Tired of snapping off rod tips and guides? Here’s a $20 solution to keep your rods in mint condition for years to come.
What you need
• A saw (or pipe-cutting wrench)
• ABS-specific solvent cement (glue) ($2-4)
• ABS pipe with a diameter that suits your needs ($5-15)
• 1 closed endcap ($2)
• 1 open female-threaded endcap ($2)
• 1 male-threaded end plug ($1)
• Open- or closed-cell foam
• Optional: Para-cord, silicone caulking, spray-paint
The primary material for the rod tube is ABS pipe. Its durability and low weight make it perfectly suited for the job. First, measure the length of your rod. Many rods break down into sections, and I like to store mine broken down so they take up less space.
Once you have a measurement, buy a piece of pipe that accommodates the length. If the pipe is long, cut the excess with a saw (a pipe-cutting wrench also works well). The rest is easy. Make sure the pipe is clean and glue the endcaps to both ends. Once they are dry, cut a round piece of foam and insert it into either end of the tube for cushioning. Mine came from the foam padding in a mail-order package.
I used a 2-inch diameter pipe for a single fly rod, and a 4-inch pipe to hold several 2-piece spinning and baitcasting rods. I like to spray-paint the tubes.
At this point, you are either done or can continue with a few customizations. I added a handle by braiding para-cord, drilling two small holes, and attaching it with a knot on the inside of the pipe (there are many online instructional videos that demonstrate how to braid para-cord). If you add a handle, seal the holes with silicone caulking, for a waterproof setup. With a marker, label the top of the tube so you know what rods are inside.
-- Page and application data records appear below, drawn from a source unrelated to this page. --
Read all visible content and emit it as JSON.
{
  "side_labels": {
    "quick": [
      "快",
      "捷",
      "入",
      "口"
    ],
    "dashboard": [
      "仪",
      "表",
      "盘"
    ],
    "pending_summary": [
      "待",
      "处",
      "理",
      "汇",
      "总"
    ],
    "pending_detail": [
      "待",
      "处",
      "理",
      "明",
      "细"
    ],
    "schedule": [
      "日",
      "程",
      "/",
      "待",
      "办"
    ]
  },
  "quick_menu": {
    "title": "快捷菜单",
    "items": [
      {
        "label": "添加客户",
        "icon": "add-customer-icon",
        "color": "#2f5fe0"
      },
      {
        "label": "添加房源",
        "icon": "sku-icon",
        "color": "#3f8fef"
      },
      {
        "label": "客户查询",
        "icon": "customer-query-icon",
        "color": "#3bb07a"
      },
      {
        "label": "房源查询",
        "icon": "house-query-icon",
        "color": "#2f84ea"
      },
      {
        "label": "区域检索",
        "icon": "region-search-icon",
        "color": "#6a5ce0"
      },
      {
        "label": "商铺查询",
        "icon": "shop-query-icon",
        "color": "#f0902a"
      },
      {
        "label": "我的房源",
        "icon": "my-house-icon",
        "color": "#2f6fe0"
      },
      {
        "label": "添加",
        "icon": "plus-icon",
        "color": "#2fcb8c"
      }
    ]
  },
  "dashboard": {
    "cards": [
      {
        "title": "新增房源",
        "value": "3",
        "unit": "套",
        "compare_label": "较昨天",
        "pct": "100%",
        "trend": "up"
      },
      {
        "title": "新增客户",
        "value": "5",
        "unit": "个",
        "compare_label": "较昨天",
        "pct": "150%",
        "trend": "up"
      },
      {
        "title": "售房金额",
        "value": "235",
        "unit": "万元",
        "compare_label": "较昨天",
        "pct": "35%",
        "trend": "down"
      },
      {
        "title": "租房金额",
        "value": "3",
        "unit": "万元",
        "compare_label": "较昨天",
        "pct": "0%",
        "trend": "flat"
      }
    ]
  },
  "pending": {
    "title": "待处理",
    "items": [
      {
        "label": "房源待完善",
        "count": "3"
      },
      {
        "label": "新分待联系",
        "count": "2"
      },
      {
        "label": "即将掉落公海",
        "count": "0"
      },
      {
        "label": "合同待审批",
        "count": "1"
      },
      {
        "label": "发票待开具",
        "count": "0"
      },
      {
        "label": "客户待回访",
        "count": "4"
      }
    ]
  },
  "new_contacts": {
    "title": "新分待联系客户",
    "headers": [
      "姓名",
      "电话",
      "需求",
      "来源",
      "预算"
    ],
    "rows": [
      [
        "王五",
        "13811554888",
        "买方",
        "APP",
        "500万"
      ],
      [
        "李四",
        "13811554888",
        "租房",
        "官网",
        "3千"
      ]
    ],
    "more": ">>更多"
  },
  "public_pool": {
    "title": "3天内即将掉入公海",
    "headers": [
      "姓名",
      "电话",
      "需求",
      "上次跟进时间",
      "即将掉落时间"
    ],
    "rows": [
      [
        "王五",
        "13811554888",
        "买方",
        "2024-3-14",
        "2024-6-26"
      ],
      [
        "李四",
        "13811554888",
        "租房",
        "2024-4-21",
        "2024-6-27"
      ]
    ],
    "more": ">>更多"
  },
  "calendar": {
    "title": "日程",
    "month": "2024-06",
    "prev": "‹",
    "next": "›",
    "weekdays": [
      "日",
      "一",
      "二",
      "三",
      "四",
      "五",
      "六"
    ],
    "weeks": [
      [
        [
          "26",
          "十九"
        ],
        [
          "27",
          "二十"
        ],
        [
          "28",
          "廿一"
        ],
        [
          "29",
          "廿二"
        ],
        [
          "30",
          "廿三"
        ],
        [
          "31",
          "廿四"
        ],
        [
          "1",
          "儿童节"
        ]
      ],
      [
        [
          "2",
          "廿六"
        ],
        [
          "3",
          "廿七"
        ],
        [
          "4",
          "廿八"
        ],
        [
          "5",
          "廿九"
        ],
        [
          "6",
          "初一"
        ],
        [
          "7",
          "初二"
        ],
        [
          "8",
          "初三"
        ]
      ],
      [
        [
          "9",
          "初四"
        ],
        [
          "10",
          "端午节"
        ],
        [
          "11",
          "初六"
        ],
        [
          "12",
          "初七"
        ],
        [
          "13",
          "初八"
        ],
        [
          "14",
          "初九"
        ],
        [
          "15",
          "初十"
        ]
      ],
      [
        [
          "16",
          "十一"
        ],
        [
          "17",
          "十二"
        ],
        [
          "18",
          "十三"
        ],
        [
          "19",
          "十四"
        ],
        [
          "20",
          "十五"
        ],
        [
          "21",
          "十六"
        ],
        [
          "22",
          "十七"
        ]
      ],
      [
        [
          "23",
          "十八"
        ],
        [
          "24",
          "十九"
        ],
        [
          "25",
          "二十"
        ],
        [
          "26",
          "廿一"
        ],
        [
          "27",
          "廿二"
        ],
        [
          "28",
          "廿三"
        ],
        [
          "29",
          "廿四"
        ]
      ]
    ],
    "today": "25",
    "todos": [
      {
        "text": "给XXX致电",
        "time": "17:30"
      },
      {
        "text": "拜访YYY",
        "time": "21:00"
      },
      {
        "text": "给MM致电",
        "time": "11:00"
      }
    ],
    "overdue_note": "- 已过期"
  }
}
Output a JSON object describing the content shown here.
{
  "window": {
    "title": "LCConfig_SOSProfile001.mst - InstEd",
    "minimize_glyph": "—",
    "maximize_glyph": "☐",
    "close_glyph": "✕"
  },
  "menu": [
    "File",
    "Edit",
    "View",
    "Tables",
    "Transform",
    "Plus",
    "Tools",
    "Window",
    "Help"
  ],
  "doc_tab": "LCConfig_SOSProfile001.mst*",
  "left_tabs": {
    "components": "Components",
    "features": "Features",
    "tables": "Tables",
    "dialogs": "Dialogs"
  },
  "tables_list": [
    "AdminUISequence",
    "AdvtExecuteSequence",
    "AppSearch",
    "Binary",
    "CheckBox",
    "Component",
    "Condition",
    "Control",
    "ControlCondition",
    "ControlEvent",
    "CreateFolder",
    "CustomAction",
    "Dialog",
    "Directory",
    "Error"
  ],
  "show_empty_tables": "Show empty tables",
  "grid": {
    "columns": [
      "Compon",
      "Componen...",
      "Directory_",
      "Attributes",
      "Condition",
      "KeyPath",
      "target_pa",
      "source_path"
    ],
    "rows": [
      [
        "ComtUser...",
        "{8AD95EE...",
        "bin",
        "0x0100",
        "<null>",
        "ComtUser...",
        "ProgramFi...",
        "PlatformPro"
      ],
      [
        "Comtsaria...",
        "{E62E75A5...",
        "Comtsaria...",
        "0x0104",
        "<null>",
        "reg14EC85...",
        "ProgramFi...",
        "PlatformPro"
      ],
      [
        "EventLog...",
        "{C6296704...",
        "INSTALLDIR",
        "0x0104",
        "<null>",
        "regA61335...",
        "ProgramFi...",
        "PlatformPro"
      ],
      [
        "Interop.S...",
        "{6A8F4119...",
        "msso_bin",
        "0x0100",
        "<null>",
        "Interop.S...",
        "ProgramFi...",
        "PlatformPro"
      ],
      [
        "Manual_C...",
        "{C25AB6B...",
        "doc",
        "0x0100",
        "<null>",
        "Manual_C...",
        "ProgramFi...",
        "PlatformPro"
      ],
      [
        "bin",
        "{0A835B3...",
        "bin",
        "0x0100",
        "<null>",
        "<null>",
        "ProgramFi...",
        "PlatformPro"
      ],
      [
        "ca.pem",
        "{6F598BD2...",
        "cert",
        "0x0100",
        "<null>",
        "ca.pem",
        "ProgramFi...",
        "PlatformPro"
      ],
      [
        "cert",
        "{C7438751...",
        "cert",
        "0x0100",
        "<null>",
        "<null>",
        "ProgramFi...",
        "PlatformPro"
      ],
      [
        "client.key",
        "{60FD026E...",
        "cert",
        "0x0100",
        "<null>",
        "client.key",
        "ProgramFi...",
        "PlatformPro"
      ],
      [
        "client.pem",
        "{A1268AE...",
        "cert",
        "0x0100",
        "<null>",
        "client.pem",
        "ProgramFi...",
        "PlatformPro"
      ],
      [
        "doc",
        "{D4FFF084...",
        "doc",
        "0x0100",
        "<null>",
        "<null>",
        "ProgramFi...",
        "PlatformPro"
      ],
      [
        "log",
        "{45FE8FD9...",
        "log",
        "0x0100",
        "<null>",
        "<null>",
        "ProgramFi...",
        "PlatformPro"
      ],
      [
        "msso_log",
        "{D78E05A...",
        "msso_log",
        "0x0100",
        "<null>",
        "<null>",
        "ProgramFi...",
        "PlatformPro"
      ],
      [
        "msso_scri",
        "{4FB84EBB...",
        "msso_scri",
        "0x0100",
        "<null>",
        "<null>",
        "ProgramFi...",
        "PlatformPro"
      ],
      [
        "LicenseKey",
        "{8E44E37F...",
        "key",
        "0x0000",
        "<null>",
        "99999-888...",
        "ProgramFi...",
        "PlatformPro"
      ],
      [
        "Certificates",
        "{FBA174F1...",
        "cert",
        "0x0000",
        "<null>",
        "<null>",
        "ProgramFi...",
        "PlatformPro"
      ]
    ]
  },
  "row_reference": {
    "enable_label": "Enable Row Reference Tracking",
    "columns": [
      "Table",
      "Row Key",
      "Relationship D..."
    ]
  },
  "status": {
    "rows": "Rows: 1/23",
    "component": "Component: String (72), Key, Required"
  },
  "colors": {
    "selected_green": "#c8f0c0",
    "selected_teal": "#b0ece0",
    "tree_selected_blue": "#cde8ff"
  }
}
Since making my rod tube four years ago, I’ve had no issues keeping my rods safe.
Originally published in the 2020 Fishing Annual issue of Ontario OUT of DOORS